A total of 3784 women aged 35 and above living in 26 villages in rural Maharashtra state, India, were invited to undergo a pelvic examination, to evaluate the performance of unaided visual inspection by trained paramedical workers in detecting cervical cancer. Of this number, 2135 (56.4%) women complied with the invitation. Paramedical workers scored 1120 (57.3%) and 118 (6%) women as having abnormal cervices using the low- and high-threshold criteria respectively. There was good agreement between the visual findings of the paramedical workers and those of a gynaecologist. All subjects had a cervical smear. A total of 10 cervical cancers were detected by cytology/histology. The sensitivity of visual inspection by paramedical workers to detect cervical cancer was 90.0% using the low threshold and 60.0% with the high threshold to define a positive test. The values for specificity were 42.8% and 94.5% respectively. The results obtained by the gynaecologist were very similar. Cost savings implied by limiting cytology/other investigations to approximately half of the population pre-selected on the basis of visual inspection are likely to be offset by the necessity to repeat the test at frequent intervals, repeated follow-up visits and other investigations.

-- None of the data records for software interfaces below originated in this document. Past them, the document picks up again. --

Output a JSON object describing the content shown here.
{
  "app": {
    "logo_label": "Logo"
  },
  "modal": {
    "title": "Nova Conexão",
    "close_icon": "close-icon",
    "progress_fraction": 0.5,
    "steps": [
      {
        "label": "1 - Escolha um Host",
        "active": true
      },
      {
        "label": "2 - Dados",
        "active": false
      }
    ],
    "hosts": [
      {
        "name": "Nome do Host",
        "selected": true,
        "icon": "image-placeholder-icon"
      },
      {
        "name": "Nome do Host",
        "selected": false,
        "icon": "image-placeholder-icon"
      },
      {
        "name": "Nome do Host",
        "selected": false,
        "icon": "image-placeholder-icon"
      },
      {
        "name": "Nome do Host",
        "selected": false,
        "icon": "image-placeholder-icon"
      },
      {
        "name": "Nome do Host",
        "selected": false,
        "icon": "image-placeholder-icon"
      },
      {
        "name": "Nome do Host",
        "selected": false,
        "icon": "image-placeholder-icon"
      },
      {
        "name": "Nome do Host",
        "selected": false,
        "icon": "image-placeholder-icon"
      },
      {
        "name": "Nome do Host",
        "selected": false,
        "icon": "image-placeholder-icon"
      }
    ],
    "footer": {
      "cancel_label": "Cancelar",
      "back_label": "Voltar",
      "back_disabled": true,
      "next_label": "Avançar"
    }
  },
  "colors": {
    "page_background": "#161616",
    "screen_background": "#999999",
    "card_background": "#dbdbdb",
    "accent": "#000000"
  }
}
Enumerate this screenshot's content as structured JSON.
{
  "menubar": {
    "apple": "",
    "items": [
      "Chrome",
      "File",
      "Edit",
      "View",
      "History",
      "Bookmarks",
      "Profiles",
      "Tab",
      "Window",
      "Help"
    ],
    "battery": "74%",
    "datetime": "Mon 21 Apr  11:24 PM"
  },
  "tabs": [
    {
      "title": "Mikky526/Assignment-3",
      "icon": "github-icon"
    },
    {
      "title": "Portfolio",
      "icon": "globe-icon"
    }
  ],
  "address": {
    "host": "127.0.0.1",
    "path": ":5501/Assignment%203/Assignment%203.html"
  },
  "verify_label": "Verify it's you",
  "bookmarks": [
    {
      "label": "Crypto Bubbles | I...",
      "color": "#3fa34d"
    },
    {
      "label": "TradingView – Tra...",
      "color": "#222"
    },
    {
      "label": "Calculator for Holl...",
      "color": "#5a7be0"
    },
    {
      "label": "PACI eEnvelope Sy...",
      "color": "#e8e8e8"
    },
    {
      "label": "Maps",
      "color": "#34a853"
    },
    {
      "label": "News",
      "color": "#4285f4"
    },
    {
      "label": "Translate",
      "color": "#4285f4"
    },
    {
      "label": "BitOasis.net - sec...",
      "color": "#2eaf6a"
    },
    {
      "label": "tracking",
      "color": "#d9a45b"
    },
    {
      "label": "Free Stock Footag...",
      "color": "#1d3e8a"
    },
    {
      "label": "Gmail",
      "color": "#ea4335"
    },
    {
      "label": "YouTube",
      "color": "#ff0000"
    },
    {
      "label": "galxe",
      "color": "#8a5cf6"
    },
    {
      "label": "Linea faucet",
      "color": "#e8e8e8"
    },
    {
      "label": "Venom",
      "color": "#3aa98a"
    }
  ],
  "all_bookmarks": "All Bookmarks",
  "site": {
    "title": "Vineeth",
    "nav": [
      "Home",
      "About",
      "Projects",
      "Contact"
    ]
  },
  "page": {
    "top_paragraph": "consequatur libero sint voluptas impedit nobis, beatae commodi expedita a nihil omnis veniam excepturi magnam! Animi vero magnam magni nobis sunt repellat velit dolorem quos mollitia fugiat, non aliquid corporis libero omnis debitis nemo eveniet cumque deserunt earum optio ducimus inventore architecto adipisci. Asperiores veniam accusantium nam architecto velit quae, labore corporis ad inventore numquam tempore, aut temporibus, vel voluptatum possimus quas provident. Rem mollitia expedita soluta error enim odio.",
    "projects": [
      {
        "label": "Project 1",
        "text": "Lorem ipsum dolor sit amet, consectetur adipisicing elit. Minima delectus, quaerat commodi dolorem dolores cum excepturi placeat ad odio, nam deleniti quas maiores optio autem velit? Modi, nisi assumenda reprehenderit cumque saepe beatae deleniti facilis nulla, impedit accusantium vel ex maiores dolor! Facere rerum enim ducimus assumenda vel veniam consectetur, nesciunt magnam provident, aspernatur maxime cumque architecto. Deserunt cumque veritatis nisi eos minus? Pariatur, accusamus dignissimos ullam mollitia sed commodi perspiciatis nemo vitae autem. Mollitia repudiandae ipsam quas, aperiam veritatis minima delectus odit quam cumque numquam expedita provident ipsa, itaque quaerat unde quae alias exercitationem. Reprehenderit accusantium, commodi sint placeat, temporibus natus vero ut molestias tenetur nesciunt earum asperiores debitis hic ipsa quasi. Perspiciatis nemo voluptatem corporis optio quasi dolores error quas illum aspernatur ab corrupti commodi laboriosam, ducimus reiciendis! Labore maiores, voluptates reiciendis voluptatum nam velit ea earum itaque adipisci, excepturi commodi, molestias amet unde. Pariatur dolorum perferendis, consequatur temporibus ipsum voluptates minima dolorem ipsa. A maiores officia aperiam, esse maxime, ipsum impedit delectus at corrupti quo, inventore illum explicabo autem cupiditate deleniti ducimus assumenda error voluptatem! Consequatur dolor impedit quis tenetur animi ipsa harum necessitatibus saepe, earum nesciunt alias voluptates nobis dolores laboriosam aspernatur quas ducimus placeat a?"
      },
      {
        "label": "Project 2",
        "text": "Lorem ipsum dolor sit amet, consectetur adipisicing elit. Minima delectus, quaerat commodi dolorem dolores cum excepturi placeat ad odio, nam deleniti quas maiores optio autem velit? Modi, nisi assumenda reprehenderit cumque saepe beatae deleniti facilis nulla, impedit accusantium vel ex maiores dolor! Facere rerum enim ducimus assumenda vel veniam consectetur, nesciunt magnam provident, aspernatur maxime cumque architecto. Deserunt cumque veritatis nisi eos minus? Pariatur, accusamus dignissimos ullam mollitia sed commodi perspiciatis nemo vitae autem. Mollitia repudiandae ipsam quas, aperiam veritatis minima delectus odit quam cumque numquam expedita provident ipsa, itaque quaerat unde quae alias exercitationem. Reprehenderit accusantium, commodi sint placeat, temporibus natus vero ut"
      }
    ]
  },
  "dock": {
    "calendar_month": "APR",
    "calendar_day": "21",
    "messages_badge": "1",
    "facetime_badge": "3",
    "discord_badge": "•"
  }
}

Publication types

  • Research Support, Non-U.S. Gov't

MeSH terms

  • Adult
  • Allied Health Personnel
  • Cervix Uteri / pathology*
  • Female
  • Gynecology
  • Humans
  • Mass Screening / methods*
  • Middle Aged
  • Patient Compliance
  • Reproducibility of Results
  • Uterine Cervical Neoplasms / diagnosis
  • Uterine Cervical Neoplasms / epidemiology*